Another study, in elderly adults with type 2 diabetes, reported similar findings: eating high-carbohydrate foods last within a meal significantly lowers post-meal blood glucose levels, blood glucose swings throughout the day (meaning more stable energy levels), HbA1c, and fasting glucose.
o3. Just Add Cinnamon
There are approximately 250 species of cinnamon, but cassia cinnamon is probably what you have in your cabinet. It is the most common cinnamon in the world, and studies have shown it can benefit glycemic control. For example, a meta-analysis of those with type 2 diabetes reported that eating 1 to 6 grams (1/4 to 1 teaspoon) of cinnamon per day significantly lowered fasting blood glucose by an average of 24 mg/dL (1.3 mmol/L), which corresponded to 12 to 17 percent for the group. Even if you don’t have type 2 diabetes, you can benefit from some cinnamon. In overweight adults, adding a teaspoon of cassia cinnamon to oatmeal or farina porridge was shown to lower the glycemic and insulin responses, suggesting enhanced insulin sensitivity.

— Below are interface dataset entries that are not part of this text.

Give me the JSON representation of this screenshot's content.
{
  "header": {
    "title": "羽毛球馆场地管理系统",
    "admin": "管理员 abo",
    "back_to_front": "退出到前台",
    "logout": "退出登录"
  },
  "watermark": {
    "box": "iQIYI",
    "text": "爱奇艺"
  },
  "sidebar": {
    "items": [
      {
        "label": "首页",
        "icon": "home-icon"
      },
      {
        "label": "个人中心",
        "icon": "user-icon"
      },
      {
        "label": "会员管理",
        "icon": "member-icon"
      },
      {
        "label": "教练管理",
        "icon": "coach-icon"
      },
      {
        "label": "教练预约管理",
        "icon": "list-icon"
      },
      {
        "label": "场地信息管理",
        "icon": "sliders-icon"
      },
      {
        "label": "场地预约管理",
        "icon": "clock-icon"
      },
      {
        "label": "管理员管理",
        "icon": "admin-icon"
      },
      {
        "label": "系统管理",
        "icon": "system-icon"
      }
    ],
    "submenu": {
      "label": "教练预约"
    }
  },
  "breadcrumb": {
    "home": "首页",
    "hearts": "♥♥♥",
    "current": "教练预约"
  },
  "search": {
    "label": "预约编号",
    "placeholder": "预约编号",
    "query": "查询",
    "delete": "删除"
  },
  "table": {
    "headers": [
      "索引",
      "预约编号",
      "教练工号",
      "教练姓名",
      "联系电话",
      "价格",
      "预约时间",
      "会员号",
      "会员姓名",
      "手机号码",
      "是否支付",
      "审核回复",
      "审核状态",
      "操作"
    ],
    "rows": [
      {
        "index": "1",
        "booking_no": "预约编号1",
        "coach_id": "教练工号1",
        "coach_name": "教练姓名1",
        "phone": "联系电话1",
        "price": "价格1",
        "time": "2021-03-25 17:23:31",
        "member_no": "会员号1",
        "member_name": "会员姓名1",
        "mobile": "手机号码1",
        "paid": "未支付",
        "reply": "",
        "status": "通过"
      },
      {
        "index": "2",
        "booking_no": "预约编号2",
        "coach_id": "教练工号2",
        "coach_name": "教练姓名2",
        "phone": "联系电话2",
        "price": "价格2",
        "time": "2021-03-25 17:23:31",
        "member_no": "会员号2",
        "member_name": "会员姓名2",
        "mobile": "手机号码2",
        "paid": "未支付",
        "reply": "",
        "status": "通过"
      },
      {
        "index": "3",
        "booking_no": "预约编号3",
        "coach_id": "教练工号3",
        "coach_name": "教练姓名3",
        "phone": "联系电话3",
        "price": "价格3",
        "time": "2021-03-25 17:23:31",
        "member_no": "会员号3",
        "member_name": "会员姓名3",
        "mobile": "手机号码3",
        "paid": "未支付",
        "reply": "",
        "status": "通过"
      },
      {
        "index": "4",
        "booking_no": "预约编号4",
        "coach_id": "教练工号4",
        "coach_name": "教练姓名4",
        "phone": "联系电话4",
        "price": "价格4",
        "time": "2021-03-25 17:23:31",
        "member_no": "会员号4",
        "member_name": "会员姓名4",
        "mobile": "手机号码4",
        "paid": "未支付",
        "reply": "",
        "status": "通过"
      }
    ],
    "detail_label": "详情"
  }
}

In healthy adults, consuming 1, 3, and 6 grams per day of cassia cinnamon over 40 days has been shown to reduce post-meal blood glucose levels, with the greatest effect seen with 3 and 6 grams (an 11 to 13 percent reduction). Another study reported that 5 grams of cinnamon taken during a glucose tolerance test reduced the post-meal glucose response by 13 percent and improved insulin sensitivity compared to a placebo.
The reason cinnamon works to control blood sugar is that it facilitates glucose uptake from the blood into tissues like our muscles.
When working with clients, I seek the path of least resistance and find what nutritional approaches, including specific foods, resonate the most. This is a great reminder that not all the strategies you come across will be right for you, and that’s okay. Take the ones that excite you, and when you’re feeling adventurous, I urge you to go outside your comfort zone to try something new. If you try something and it doesn’t work, then let it go and move on. There are plenty of strategies to experiment with, and you will find the best ones that work well for you.
If you like cinnamon, then I urge you to incorporate it into your diet. Use it as a spice for your chicken or ground beef or sprinkle it onto Greek yogurt—about a teaspoon (5 grams) per day should do it.